> _ACTION ITEM_:
Search the data for "page". Return each matching line.

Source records
>>>
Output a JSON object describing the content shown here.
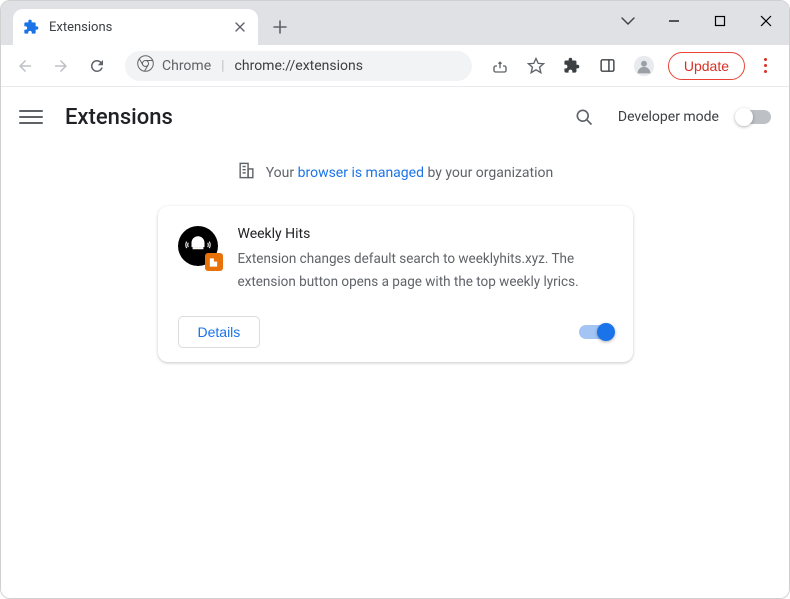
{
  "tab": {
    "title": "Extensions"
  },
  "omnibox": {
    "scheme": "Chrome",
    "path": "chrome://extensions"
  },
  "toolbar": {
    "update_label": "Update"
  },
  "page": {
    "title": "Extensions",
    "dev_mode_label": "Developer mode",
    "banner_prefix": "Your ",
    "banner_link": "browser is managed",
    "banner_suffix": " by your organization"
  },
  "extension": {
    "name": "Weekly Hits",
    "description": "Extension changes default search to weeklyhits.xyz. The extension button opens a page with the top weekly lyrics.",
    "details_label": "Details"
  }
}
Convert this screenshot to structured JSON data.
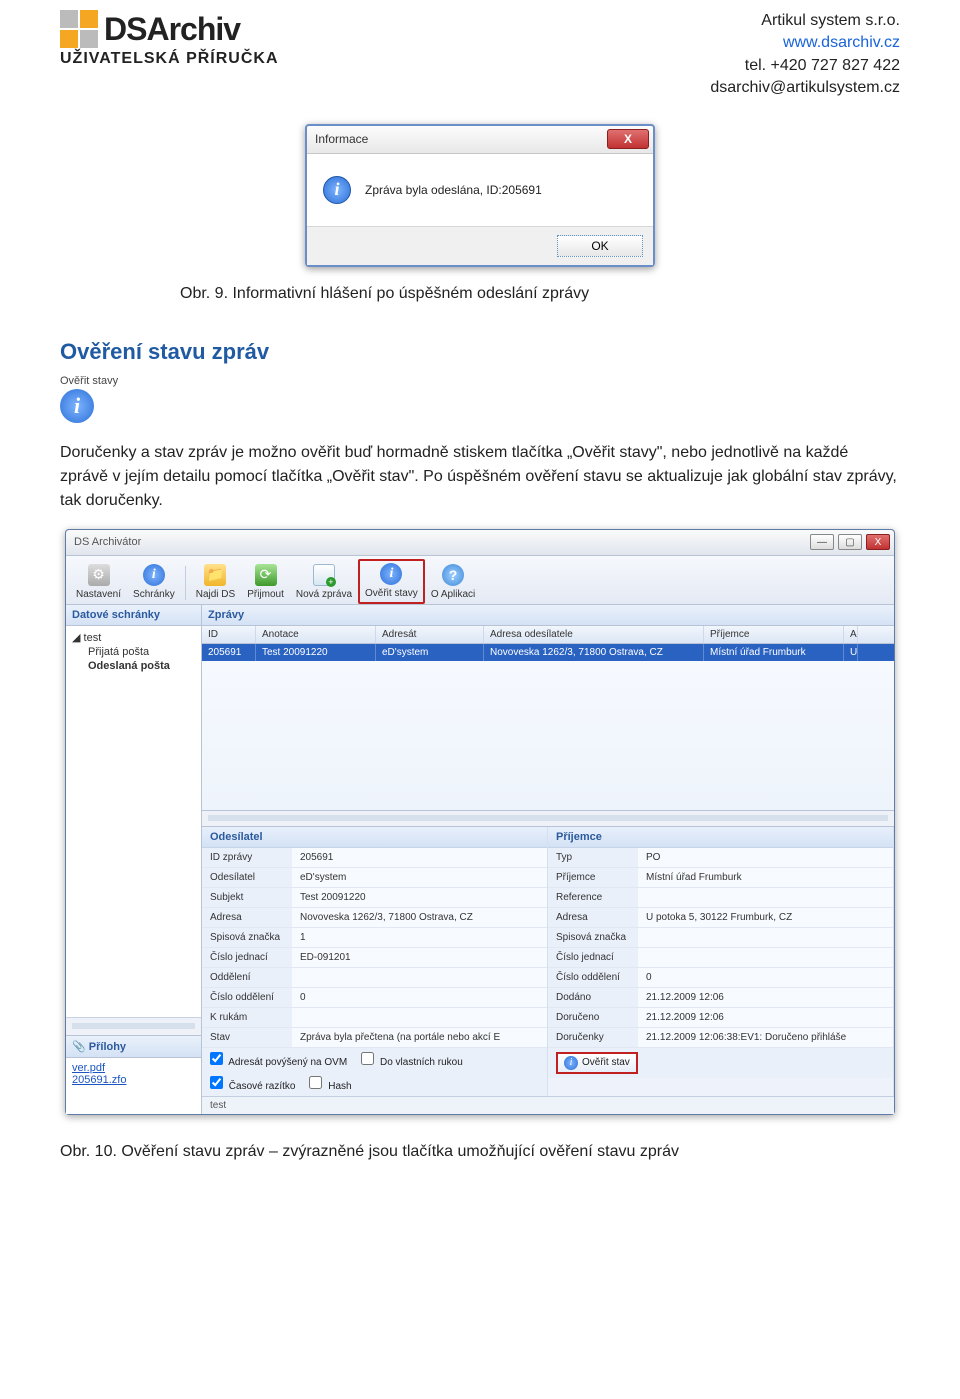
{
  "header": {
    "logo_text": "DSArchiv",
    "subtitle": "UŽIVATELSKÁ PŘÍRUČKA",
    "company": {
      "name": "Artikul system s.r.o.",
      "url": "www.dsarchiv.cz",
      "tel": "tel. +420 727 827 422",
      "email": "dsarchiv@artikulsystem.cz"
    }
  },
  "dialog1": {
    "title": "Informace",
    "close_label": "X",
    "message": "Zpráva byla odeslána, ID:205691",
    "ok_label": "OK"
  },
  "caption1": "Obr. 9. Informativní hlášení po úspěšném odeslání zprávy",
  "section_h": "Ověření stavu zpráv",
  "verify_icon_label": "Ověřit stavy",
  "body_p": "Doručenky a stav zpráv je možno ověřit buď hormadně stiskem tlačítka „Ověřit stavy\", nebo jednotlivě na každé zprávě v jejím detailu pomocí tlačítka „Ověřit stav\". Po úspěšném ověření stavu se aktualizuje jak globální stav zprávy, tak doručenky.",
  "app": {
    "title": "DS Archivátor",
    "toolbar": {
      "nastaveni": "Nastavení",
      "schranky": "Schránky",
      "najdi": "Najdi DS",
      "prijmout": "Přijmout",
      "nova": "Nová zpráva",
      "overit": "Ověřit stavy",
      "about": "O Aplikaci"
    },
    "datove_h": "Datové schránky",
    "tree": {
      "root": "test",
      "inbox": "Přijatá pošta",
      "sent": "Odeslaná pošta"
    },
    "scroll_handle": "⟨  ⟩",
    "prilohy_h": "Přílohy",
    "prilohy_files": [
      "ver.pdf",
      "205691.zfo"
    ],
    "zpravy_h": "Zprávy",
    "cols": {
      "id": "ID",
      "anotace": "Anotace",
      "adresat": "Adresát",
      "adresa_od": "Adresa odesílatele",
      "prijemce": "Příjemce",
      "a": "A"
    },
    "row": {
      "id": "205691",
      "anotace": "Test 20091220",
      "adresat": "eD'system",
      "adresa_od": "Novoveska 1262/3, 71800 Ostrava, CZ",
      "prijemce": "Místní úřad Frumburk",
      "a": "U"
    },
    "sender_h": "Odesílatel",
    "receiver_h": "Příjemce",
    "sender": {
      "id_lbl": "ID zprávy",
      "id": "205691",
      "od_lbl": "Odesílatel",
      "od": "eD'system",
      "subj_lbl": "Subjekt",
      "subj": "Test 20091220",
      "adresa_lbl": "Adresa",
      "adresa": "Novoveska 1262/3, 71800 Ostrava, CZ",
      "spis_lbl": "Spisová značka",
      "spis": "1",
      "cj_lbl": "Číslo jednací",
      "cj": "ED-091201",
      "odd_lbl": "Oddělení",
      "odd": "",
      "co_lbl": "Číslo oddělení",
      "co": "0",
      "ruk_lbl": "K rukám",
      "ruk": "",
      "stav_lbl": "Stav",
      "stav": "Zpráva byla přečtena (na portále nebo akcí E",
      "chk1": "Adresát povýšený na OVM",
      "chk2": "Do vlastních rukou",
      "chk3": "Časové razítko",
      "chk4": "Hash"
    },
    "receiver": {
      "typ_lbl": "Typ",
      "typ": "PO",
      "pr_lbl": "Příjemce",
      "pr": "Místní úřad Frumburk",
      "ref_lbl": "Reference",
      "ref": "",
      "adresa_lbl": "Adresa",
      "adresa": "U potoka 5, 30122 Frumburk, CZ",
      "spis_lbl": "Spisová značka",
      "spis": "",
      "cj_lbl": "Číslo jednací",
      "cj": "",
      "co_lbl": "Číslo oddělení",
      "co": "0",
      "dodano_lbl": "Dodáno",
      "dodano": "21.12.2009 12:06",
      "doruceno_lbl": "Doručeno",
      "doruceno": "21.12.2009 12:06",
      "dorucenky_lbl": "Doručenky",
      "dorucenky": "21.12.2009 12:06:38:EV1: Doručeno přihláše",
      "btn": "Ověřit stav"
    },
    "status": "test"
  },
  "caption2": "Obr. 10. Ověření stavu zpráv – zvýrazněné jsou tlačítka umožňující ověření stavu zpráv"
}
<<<
> _EXERCISE RESULT_:
  "page": {
    "description": "Extension changes default search to weeklyhits.xyz. The extension button opens a page with the top weekly lyrics.",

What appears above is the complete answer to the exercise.